Work to complete:
Search the lines of the records for the word "your", and copy every line that has it.

Dataset entries:
═══

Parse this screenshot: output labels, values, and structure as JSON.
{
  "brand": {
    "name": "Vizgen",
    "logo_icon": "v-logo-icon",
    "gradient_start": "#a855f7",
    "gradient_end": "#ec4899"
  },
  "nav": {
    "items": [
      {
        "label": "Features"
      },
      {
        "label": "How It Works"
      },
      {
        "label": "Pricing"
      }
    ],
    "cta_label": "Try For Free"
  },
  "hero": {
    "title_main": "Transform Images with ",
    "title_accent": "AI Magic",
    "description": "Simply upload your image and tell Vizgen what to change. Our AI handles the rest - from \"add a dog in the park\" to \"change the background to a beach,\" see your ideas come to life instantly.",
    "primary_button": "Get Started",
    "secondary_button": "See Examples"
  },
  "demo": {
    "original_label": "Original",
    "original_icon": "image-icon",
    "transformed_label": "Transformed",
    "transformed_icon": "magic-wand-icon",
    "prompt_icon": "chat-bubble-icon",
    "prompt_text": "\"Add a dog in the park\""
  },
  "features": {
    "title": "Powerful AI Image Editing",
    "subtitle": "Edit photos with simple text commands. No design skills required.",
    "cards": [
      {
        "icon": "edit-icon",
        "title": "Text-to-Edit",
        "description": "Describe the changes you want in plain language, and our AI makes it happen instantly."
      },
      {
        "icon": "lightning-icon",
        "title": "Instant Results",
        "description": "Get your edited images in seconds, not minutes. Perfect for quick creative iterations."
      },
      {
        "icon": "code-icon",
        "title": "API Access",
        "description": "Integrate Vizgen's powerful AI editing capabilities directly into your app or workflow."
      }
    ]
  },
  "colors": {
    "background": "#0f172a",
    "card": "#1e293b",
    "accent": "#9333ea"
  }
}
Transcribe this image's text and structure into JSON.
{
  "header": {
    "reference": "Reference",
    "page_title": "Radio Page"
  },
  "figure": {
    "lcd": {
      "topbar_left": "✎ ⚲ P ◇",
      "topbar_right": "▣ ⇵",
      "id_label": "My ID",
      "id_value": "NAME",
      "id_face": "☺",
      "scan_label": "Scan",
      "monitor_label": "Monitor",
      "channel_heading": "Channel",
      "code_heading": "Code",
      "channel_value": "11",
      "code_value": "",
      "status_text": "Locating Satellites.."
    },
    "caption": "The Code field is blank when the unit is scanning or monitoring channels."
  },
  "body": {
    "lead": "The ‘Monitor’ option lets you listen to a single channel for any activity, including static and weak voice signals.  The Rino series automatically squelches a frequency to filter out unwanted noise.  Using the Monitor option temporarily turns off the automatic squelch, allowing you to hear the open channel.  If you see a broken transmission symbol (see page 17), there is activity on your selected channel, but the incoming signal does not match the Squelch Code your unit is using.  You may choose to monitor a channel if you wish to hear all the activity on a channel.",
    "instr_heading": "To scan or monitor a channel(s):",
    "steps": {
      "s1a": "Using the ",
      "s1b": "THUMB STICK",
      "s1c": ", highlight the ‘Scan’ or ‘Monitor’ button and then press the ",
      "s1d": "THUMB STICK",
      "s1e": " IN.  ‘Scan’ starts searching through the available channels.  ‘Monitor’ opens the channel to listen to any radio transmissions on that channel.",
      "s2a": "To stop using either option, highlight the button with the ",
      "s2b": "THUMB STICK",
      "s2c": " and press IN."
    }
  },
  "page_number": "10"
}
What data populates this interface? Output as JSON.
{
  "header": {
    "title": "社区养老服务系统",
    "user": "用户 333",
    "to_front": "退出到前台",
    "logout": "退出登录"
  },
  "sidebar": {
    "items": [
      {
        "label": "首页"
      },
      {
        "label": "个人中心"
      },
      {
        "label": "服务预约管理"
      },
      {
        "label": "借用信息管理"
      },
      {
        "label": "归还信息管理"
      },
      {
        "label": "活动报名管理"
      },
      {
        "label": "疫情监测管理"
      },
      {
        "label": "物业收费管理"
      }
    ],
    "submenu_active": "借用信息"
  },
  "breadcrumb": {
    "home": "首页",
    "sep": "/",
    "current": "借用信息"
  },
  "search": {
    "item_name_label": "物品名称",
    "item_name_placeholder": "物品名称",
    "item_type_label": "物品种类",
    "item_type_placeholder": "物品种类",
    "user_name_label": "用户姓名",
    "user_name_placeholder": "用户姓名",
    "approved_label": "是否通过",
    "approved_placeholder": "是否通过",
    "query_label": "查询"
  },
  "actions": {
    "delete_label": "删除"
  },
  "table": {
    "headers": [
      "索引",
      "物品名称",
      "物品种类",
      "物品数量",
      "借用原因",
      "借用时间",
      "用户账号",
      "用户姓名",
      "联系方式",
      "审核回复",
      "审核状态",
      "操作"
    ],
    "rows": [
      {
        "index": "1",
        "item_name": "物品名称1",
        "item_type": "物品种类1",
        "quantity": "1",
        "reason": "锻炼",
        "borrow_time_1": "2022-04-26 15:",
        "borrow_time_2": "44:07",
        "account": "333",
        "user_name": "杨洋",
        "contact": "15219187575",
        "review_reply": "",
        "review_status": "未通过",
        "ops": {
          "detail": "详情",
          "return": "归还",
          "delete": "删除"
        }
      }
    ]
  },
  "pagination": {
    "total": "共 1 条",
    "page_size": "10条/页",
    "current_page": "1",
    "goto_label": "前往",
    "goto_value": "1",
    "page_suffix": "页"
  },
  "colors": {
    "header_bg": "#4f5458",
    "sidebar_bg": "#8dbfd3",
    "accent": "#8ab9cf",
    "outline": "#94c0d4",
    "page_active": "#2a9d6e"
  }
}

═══

Written response:
    "description": "Simply upload your image and tell Vizgen what to change. Our AI handles the rest - from \"add a dog in the park\" to \"change the background to a beach,\" see your ideas come to life instantly.",
        "description": "Get your edited images in seconds, not minutes. Perfect for quick creative iterations."
        "description": "Integrate Vizgen's powerful AI editing capabilities directly into your app or workflow."
    "lead": "The ‘Monitor’ option lets you listen to a single channel for any activity, including static and weak voice signals.  The Rino series automatically squelches a frequency to filter out unwanted noise.  Using the Monitor option temporarily turns off the automatic squelch, allowing you to hear the open channel.  If you see a broken transmission symbol (see page 17), there is activity on your selected channel, but the incoming signal does not match the Squelch Code your unit is using.  You may choose to monitor a channel if you wish to hear all the activity on a channel.",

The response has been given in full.